In this morning’s New York Times, NAFUSA member Larry Thompson (ND Georgia, 1982-1986 and DAG 2001-2003), pubished an OpEd entitled How America Tolerates Racism in Jury Selection. The Supreme Court is hearing oral arguments this morning in Foster v. Chatman, “a case that challenges the all-too-common practice by which prosecutors deliberately exclude African-Americans from criminal juries.”
The 1986 case of Batson v. Kentucky was thought to have outlawed this practice, but Thompson argues that prosecutors routinely ignore that decision. Timothy Foster was convicted and sentenced to death by an all-white jury in Georgia 30 years ago.
In at least six different ways, the prosecutors singled out eligible black jurors: Notes from the jury selection list show they marked their names with a “B” and highlighted them in green on four separate copies; circled the word “black” on their juror questionnaires; noted several as “B #1,” “B #2”; ranked potential black jurors against one another “in case it comes down to having to pick one of the black jurors”; and wrote “Definite NOs” on the list of priority strikes, which had all four possible black jurors.
Although the prosecution has never admitted that race played a role in selecting a jury for Mr. Foster’s trial, some of its “race-neutral” reasons for strikes were inaccurate and inconsistent.
For example, prosecutors struck a black juror for being a social worker — but she was a teacher’s aide. Meanwhile, prosecutors accepted every white teacher and teacher’s aide in the jury pool.
When the prosecutors asked a white juror and a black juror whether the defendant’s age, which was close to that of their children, would be a factor in the sentence, the black juror said “none whatsoever” but was struck based on his son’s age. The white juror answered “probably so” and was accepted.

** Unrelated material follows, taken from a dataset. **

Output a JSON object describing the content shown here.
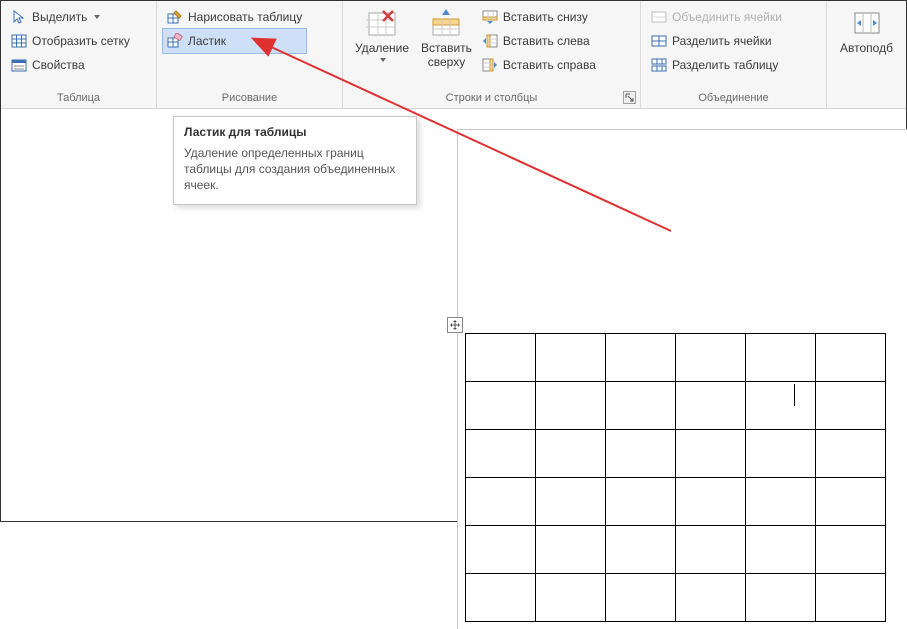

Along with other former prosecutors, I joined a friend-of-the-court brief in support of Mr. Foster. We recognize, and refuse to condone, the blatant unconstitutionality of the prosecutorial misconduct in this case. Moreover, my own experience suggests that discrimination in jury selection is indeed a national problem, despite over a century of attempted legislative and judicial remedies.
The Georgia courts have all ruled in the state’s favor. But the jury selection notes, discovered by Foster’s attorneys through Georgia’s open-records law, casts new light on the practice.